Dechen Norbu wrote:Yes, it's always a shame when Buddhists don't uphold the values that Buddhism stands for. But being a Buddhist is not the same as being a Buddha or a Bodhisattva.
What would you expect? By any chance are you perfect just because you claim to be a Buddhist? Well, neither are others who also claim to be Buddhists. So this is the usual behavior based on prejudice, economic and political interests and so on and so forth, unfortunately so common in humans. This has nothing to do with them being Buddhists, since there's nothing in Buddhist doctrine that supports this kind of behavior.
Everyone has a bad side--my quick bad temper has embarrassed many times, but only once (fortunately) did I hit someone (unfortunately). Dechen pointed out that Buddhists sometimes shame themselves by doing bad things; almost anyone may. After WWII Harvard University sponsored the Milgram experiment which demonstrated how easy it is for a person who appears to be an authority figure to convince almost anyone to believe and/or do unusual, bad or horrible things (see link below). http://en.wikipedia.org/wiki/Milgram_experiment
This experiment explains why a charismatic person can start and grow a cult. For example Jim Jones who built Jonestown in Guiana which resulted in the massacre of many people, and David Koresh who built the Branch Davidians in Waco, Texas that also resulted in many people dieing. Recently Baptist Pastor Robert Jeffress called the Mormon religion (Church of Latter Day Saints, LDS) a cult and not Christian, apparently because Mitt Romney, a Mormon, hopes to get the Republican presidential nomination. When Joseph Smith started the LDS it was cult like, but many people now accept it as a manor religion.
What motivates people like Jim Jones, David Koresh and Joseph Smith to start a new religious order is really unknown. In many cases they claim they talk with God. They may be hallucinating, power hungry and lying, or actually talking with God, I don't know, but my suspicion is hallucinating or lying. In any case, the Milgram experiment and the plethora of people who start cults and religions make me skeptical about all religious ideas.

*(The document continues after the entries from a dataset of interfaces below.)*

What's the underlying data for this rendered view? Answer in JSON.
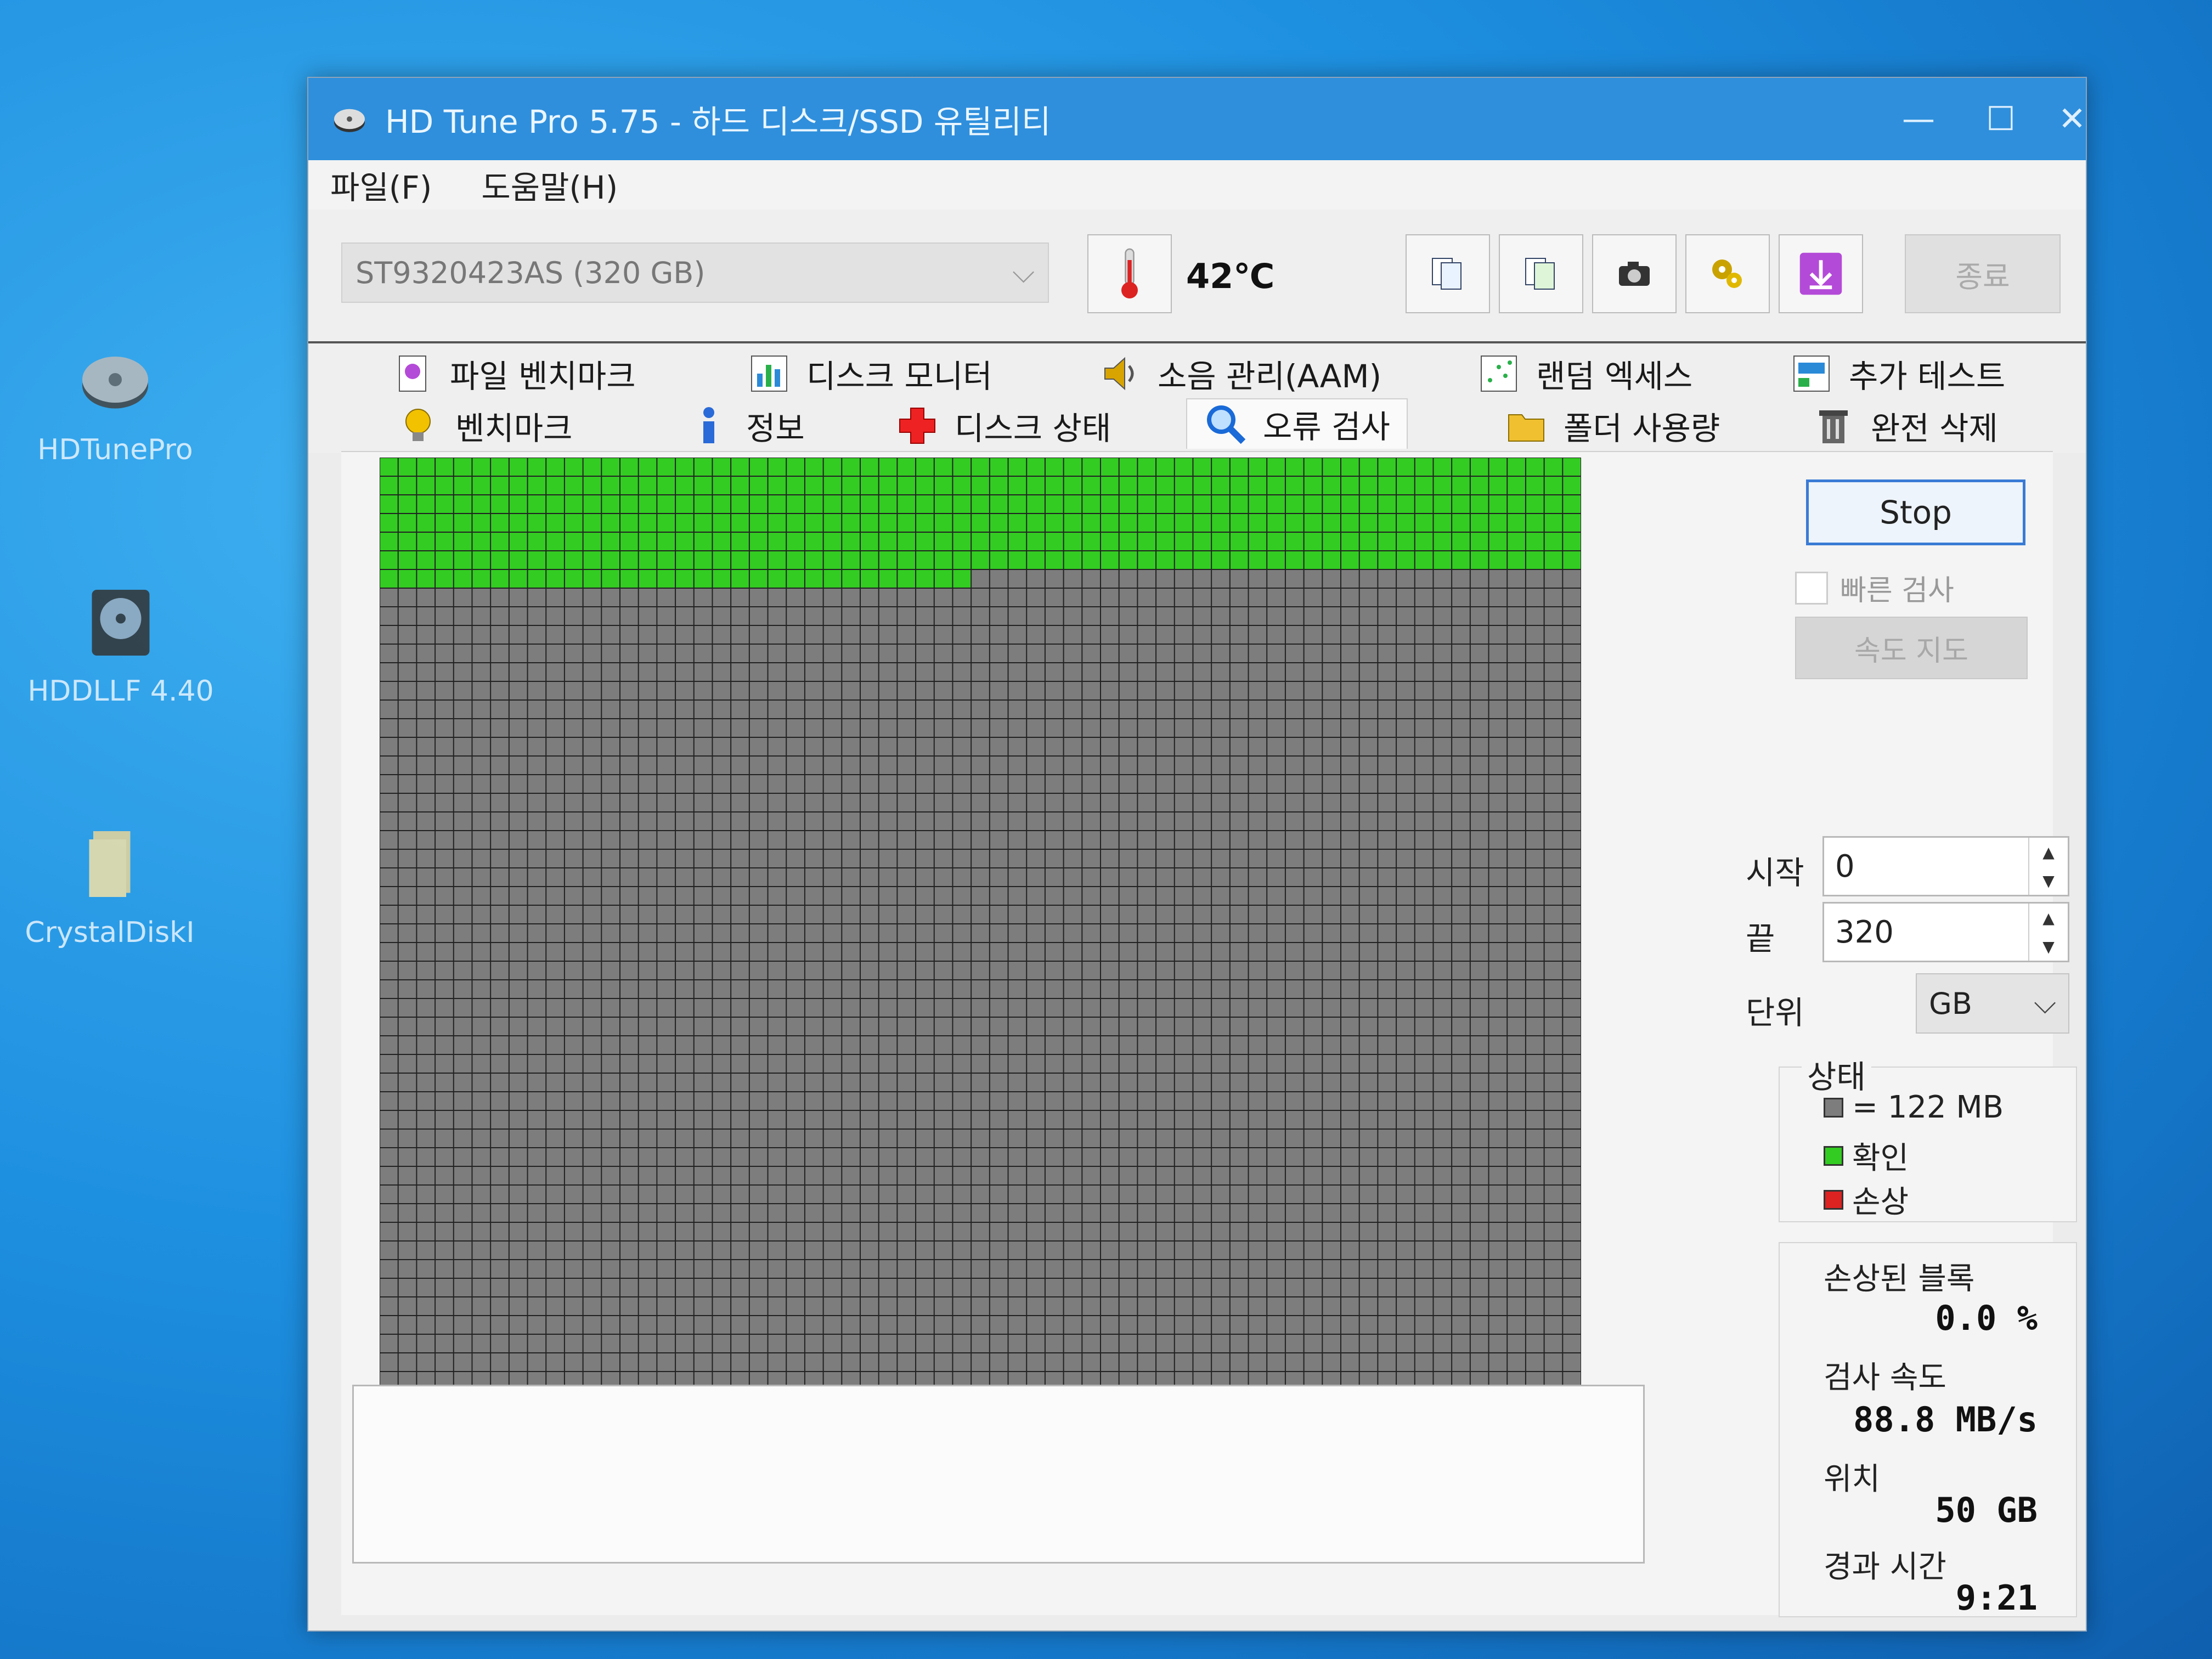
{
  "desktop": {
    "icons": [
      {
        "label": "HDTunePro"
      },
      {
        "label": "HDDLLF 4.40"
      },
      {
        "label": "CrystalDiskI"
      }
    ]
  },
  "window": {
    "title": "HD Tune Pro 5.75 - 하드 디스크/SSD 유틸리티",
    "controls": {
      "minimize": "—",
      "maximize": "☐",
      "close": "✕"
    }
  },
  "menu": {
    "file": "파일(F)",
    "help": "도움말(H)"
  },
  "toolbar": {
    "drive": "ST9320423AS (320 GB)",
    "temperature": "42℃",
    "exit_label": "종료"
  },
  "tabs": {
    "row1": [
      {
        "label": "파일 벤치마크",
        "icon": "file-benchmark-icon"
      },
      {
        "label": "디스크 모니터",
        "icon": "disk-monitor-icon"
      },
      {
        "label": "소음 관리(AAM)",
        "icon": "speaker-icon"
      },
      {
        "label": "랜덤 엑세스",
        "icon": "random-access-icon"
      },
      {
        "label": "추가 테스트",
        "icon": "extra-tests-icon"
      }
    ],
    "row2": [
      {
        "label": "벤치마크",
        "icon": "lightbulb-icon"
      },
      {
        "label": "정보",
        "icon": "info-icon"
      },
      {
        "label": "디스크 상태",
        "icon": "health-cross-icon"
      },
      {
        "label": "오류 검사",
        "icon": "magnifier-icon"
      },
      {
        "label": "폴더 사용량",
        "icon": "folder-icon"
      },
      {
        "label": "완전 삭제",
        "icon": "trash-icon"
      }
    ],
    "active": "오류 검사"
  },
  "scan": {
    "stop_label": "Stop",
    "quick_scan_label": "빠른 검사",
    "quick_scan_checked": false,
    "speed_map_label": "속도 지도",
    "start_label": "시작",
    "start_value": "0",
    "end_label": "끝",
    "end_value": "320",
    "unit_label": "단위",
    "unit_value": "GB",
    "legend_title": "상태",
    "legend": [
      {
        "label": "= 122 MB",
        "color": "#7d7d7d"
      },
      {
        "label": "확인",
        "color": "#33cc22"
      },
      {
        "label": "손상",
        "color": "#dd2222"
      }
    ],
    "damaged_label": "손상된 블록",
    "damaged_value": "0.0 %",
    "speed_label": "검사 속도",
    "speed_value": "88.8 MB/s",
    "position_label": "위치",
    "position_value": "50 GB",
    "elapsed_label": "경과 시간",
    "elapsed_value": "9:21"
  },
  "block_map": {
    "columns": 65,
    "rows": 50,
    "checked_blocks": 422,
    "damaged_blocks": 0,
    "colors": {
      "ok": "#33cc22",
      "pending": "#7d7d7d",
      "damaged": "#dd2222",
      "line": "#1a1a1a"
    }
  }
}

Therefore, I try to live my life the Right Way, that is to view things as they really are, instead of viewing them as they appear or as I would like them to be. In addition, I try to question whether my view is actually right thinking, because it is easy for one's mind to trick you into making a mistake. These things have led me to believe in the scientific method; nonetheless, scientists who follow the scientific process do make mistakes, which is why scientists require two unassociated people to do the same experiment--to verify a mistake has not been made. Moreover, HHDL said, "My confidence in venturing into science lies in my basic belief that as in science so in Buddhism, understanding the nature of reality is pursued by means of critical investigation."
Thus, when people accept beliefs that have been taught by authority figures for thousands of years instead of science, I am concerned. After all, the Buddha wrote nothing. We must rely on the teachings of men and women, that may be accurately teaching what the Buddha said, or may not. Any of these teachers may have misunderstood the Buddha, or they may have been motivated as Jim Jones, David Koresh, and others.
Following Right Way is not easy and doing accurate the scientific work is not easy--because people are error prone. Making mistakes is easy.
HHDL: "My confidence in venturing into science lies in my basic belief that as in science so in Buddhism, understanding the nature of reality is pursued by means of critical investigation: if scientific analysis were conclusively to demonstrate certain claims in Buddhism to be false, then we must accept the findings of science and abandon those claims."